Pope Francis has paid special attention to Brazil before. The press statement released last year by the Holy See announcing the shift in pastoral methods for the Amazon, in keeping with the Pope’s June 2015 encyclical on the environment, proclaimed that the “social—and even cosmic—dimension of the mission of evangelization is particularly relevant in the Amazon region, where the interconnectivity between human life, ecosystems, and spiritual life was, and continues to be, apparent to the vast majority of its inhabitants.” One of the most intriguing aspects of Francis’s papacy, from the Latin American perspective, is his interest in the Amazon as a community of faith but also as a site of profound ecological importance. Earlier this year, the Pope met with Raoni Metuktire, the leader of the Caiapó tribe, to discuss how the Church might aid the fight against deforestation. 

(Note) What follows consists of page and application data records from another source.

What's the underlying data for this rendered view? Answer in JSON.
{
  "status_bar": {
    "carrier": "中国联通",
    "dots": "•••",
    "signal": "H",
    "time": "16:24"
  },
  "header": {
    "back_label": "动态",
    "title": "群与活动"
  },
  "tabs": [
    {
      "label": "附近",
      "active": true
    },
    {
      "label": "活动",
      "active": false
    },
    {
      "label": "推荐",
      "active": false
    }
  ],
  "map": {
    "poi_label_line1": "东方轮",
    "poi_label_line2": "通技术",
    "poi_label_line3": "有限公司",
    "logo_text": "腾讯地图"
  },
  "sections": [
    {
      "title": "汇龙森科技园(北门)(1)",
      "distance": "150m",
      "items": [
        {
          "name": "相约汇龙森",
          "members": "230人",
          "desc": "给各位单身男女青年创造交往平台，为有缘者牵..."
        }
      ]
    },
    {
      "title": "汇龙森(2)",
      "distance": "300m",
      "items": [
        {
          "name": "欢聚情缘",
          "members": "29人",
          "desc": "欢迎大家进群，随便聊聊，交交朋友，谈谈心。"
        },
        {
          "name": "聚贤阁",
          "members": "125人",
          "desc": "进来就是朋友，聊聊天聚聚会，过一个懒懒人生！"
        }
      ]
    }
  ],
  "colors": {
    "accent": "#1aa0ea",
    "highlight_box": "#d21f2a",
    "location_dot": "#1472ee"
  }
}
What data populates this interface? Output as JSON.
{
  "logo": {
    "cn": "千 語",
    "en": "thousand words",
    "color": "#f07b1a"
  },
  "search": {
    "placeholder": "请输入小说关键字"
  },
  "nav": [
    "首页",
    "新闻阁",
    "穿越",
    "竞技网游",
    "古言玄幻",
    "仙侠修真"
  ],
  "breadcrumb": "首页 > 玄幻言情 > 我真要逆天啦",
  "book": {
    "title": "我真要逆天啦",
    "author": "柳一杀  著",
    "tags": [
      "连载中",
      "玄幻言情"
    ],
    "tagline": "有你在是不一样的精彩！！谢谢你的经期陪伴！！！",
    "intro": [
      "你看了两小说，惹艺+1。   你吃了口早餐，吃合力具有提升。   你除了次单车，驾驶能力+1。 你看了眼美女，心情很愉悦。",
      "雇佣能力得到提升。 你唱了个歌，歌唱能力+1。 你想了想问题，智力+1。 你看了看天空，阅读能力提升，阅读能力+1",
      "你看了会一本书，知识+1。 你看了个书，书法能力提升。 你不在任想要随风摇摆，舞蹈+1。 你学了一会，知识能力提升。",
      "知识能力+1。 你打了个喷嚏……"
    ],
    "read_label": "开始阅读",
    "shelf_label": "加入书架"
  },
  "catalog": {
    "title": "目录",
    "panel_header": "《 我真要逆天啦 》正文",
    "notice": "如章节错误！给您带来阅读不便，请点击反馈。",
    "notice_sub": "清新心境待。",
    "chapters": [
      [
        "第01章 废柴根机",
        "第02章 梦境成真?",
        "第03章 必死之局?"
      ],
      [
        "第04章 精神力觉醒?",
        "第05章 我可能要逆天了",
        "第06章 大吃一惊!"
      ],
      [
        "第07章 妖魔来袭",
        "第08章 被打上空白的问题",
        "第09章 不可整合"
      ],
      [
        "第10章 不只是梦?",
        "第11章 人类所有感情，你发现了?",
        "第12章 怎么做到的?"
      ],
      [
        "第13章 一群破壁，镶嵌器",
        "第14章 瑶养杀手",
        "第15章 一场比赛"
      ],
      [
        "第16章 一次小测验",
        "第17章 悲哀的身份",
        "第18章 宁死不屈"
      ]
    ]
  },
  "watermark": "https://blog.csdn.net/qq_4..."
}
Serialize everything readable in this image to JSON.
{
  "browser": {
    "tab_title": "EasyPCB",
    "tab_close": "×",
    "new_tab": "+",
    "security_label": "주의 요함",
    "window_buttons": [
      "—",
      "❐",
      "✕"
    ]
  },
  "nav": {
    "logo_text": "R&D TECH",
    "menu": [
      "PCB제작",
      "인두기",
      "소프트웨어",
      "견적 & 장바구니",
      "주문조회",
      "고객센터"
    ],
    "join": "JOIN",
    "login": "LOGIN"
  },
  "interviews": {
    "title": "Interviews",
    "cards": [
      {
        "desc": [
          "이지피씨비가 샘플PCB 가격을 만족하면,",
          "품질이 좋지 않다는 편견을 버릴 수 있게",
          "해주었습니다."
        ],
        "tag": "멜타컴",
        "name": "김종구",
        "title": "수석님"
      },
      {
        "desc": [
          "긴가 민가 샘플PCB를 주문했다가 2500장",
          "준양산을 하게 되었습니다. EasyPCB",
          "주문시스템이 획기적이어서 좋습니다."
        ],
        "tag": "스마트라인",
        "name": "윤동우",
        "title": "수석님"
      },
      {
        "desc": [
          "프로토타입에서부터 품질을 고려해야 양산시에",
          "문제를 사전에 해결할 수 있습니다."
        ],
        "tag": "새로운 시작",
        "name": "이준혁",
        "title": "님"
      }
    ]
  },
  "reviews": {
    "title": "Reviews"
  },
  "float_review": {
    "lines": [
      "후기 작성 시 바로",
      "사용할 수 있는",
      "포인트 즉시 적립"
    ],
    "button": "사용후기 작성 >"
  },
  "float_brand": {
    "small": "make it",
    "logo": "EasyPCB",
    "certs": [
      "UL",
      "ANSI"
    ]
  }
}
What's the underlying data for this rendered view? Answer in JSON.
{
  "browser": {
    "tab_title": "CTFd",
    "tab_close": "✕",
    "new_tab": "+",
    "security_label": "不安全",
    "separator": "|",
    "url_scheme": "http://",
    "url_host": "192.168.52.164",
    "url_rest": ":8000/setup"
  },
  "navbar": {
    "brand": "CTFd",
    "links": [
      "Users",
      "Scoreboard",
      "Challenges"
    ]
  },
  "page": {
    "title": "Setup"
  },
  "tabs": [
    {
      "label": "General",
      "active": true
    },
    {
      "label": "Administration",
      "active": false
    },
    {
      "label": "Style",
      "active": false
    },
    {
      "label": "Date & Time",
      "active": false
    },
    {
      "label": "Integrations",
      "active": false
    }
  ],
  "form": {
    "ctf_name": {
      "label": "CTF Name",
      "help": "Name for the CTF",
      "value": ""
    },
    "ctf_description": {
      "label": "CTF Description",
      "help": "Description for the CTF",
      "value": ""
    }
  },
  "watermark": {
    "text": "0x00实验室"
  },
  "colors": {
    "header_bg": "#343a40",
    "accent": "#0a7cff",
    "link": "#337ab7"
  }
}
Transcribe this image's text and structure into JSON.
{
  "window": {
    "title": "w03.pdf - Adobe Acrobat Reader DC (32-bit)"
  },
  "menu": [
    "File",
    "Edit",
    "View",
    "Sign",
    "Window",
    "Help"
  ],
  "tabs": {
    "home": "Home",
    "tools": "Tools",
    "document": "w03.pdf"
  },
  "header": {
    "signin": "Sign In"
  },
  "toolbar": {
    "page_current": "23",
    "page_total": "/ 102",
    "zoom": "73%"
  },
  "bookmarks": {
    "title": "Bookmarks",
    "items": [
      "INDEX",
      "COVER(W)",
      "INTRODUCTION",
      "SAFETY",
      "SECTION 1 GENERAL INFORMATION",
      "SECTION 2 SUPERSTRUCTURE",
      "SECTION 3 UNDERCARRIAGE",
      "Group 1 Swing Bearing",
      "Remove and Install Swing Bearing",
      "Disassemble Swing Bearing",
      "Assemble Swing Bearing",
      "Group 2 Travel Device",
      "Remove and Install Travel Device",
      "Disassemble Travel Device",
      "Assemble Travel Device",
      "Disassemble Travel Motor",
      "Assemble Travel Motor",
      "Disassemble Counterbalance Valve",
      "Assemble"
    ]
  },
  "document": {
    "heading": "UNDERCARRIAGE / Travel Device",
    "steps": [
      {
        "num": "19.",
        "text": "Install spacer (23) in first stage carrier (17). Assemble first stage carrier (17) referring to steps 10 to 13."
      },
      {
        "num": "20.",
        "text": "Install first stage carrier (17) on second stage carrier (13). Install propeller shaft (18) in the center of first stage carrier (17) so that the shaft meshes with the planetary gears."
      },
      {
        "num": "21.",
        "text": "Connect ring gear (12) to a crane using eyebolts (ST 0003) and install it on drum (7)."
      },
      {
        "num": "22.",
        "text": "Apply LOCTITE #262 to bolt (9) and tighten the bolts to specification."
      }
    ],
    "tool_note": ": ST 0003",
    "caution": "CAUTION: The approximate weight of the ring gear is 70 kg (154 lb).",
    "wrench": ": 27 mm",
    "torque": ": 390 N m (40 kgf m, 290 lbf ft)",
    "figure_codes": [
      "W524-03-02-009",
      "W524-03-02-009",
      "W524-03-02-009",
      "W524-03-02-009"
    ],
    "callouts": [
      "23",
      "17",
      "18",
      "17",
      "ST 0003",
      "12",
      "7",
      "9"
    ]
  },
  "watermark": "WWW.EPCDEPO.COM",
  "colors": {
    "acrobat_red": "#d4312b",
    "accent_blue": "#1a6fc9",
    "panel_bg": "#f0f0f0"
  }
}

That meeting in the Vatican came amid tensions between Brazil’s indigenous population and far-right president, Jair Bolsonaro, who wants to encourage commercial endeavors in the rainforest while opposing any increase to protected indigenous lands. As Cláudio Hummes, a Brazilian cardinal who is very close to the Pope, particularly on environmental matters, explained at the time, “economic interests and the technocratic paradigm are against any attempt at change and are ready to impose themselves with force, violating the fundamental rights of the populations in the [Amazonian] territory and the norms of sustainability and protection of the Amazon.” It can be surmised, in other words, that the Catholic Church’s representatives in the Amazon might stand against the actions of rapacious developers intent on exploiting the Amazon in deeper and more devastating ways. Pope Francis, like men of the cloth moved decades ago by the reformist impulses of Vatican II, does not shy away from the political implications of his decisions, even if it means implicitly challenging a sitting president. The move to potentially ordain some married men in the Amazon is, in this context, as much a political act as a theological one.   

There is no doubt that religious competition is motivating the Catholic Church’s calculations in Latin America, as elsewhere: The same was true in a post–Vatican II political context in which a renewed evangelizing energy, communicating to the faithful in language and deeds they could understand, flourished. There has long been a relatively small Protestant presence in Brazil, but its current influence can be traced to the creation of the evangelical, non-denominational Universal Church of the Kingdom of God in 1977, which now claims over 5 million members along with a TV station and multiple newspapers and radio stations. While Bolsonaro himself is not an evangelical Protestant, there has never been a Brazilian president more aligned with their interests or intent on pleasing them (he has promised to name the first evangelical Protestant to the country’s Supreme Court).

Protestant churches have grown in large part because they are fulfilling a social role once played by Catholic grassroots forces like the Ecclesiastical Base Communities, religious institutions at the neighborhood level that offer a measure of support, mutual aid, and spiritual nourishment in a country still riven by vast inequalities. As the Catholic Church gradually retrenched over the course of the 1980s and 1990s, it opened the door to evangelicals and Pentecostals meeting these needs. Maintaining a Catholic presence in areas as remote as the Amazonian jungle is partly Francis’s attempt to correct that mistake.

There are obviously a host of factors shaping Pope Francis’s decision-making regarding the celibacy (or lack thereof) of the clergy. But understanding the particular history of Catholicism in Brazil helps make clear why he would court considerable controversy by opening the question of priestly celibacy. It also helps highlight what a bold gambit this shift represents—for reasons going well beyond Catholic doctrine.